The final performance of the evening titled “Songs,” showcased Chloe’s voice as she sang two cover songs and performed two of her own songs. Meg Sullivan, one of the Program Directors for Grrl Action, helped set the mood for the audience by decorating the stage with red lights and flower petals. For the first two songs, including a cover of Alicia Keys’ “Falling,” Chloe performed them a capella. For the final two songs Chloe was joined on stage by her mentor, Erin Ivey, who sang backup vocals and played an acoustic guitar. With her soulful inflections Chloe’s performance was beautiful and touching. Given that we’re so used to seeing contemporary pop stars require an entourage, designers, and tons of costumes and props to pull of an engaging performance – it was powerful to see Chloe outperform many of those singers with just a microphone, her notebook, and her voice.

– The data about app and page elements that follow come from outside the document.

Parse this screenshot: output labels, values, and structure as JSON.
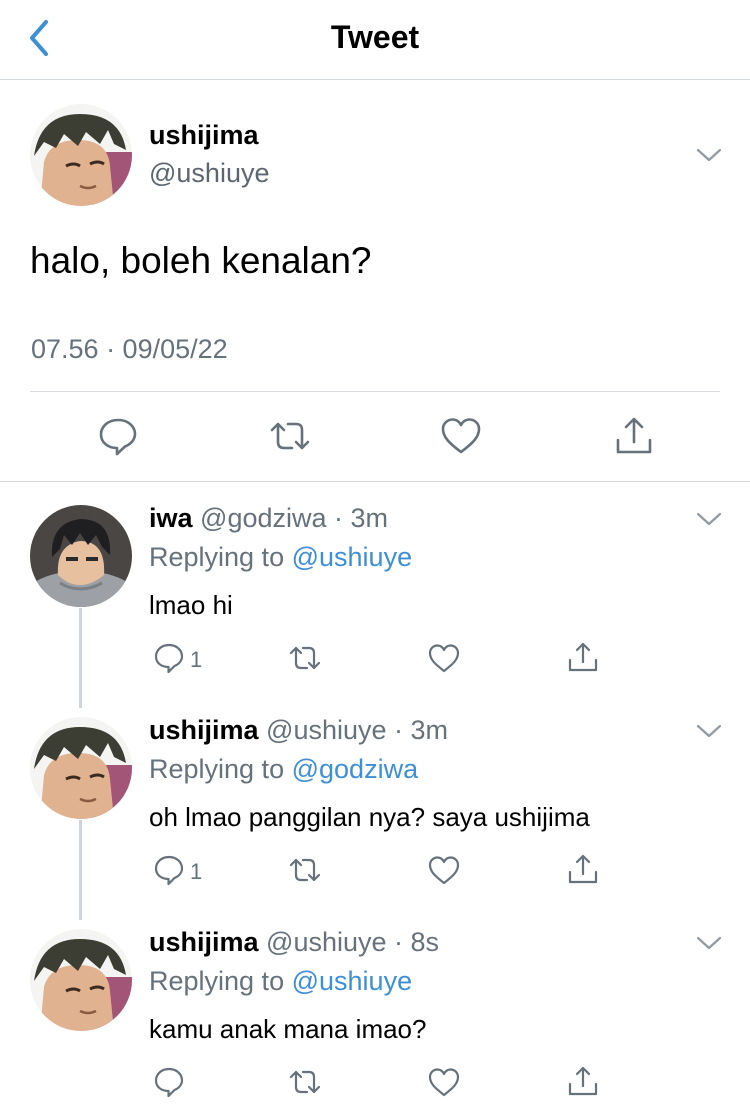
{
  "header": {
    "title": "Tweet",
    "back_icon": "chevron-left-icon"
  },
  "main_tweet": {
    "name": "ushijima",
    "handle": "@ushiuye",
    "text": "halo, boleh kenalan?",
    "timestamp": "07.56 · 09/05/22",
    "actions": [
      "reply-icon",
      "retweet-icon",
      "like-icon",
      "share-icon"
    ]
  },
  "replies": [
    {
      "name": "iwa",
      "meta": "@godziwa · 3m",
      "replying_prefix": "Replying to",
      "replying_to": "@ushiuye",
      "text": "lmao hi",
      "reply_count": "1"
    },
    {
      "name": "ushijima",
      "meta": "@ushiuye · 3m",
      "replying_prefix": "Replying to",
      "replying_to": "@godziwa",
      "text": "oh lmao panggilan nya? saya ushijima",
      "reply_count": "1"
    },
    {
      "name": "ushijima",
      "meta": "@ushiuye · 8s",
      "replying_prefix": "Replying to",
      "replying_to": "@ushiuye",
      "text": "kamu anak mana imao?",
      "reply_count": ""
    }
  ],
  "colors": {
    "accent": "#1d9bf0",
    "mention": "#3d8fd6",
    "secondary_text": "#65717b",
    "divider": "#d4d9de"
  }
}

After the final performance I spent the remaining time visiting the exhibits on display in the main building. Unfortunately, I didn’t have much time to spend on each exhibit, but I appreciated Georgia’s piece titled “Joan of Ocean Manga.” which incorporated the first several panels of Georgia’s graphic novel along with a song she created for her novel. The exhibit was setup so that visitors could put on headphones and listen to an original song Georgia composed for her graphic novel in progress, of which there were several preliminary panels on display.

Overall, the performances, exhibits, and installations were amazing. I can’t quite describe the joy and elation I feel watching these girls perform and showcase their own creative work. Or how gratifying it is to see so many people give up an hour of their Sunday evening to support girls and this incredible non-profit organization. It’s not just the fact that they are teenage girls and are utilizing multi-media platforms to express themselves, the works themselves are truly incredible and equal to anything I’ve ever seen by so called (adult) professionals. Maybe the experience is still fresh in my mind, but I feel as though I can’t quite express how it feels to attend this Festival and see these works of art. Instead of groping around for the right words or expressions, I’d like to quote Jill Dolan, who blogs at The Feminist Spectator, and her thoughts on attending a 2006 performance associated with Grrl Action:

“As a spectator, I had little investment in the performance . . .  I hadn’t paid for my ticket. I was giving up 90 minutes of my time. And yet my experience was filled with moments of hope, moved as I was by the work these girls’ had done, and touched as I was by our presence listening to them. I believe that their experience with Grrl Action changed their lives. I know that seeing them perform changed mine.”

I couldn’t have said it better.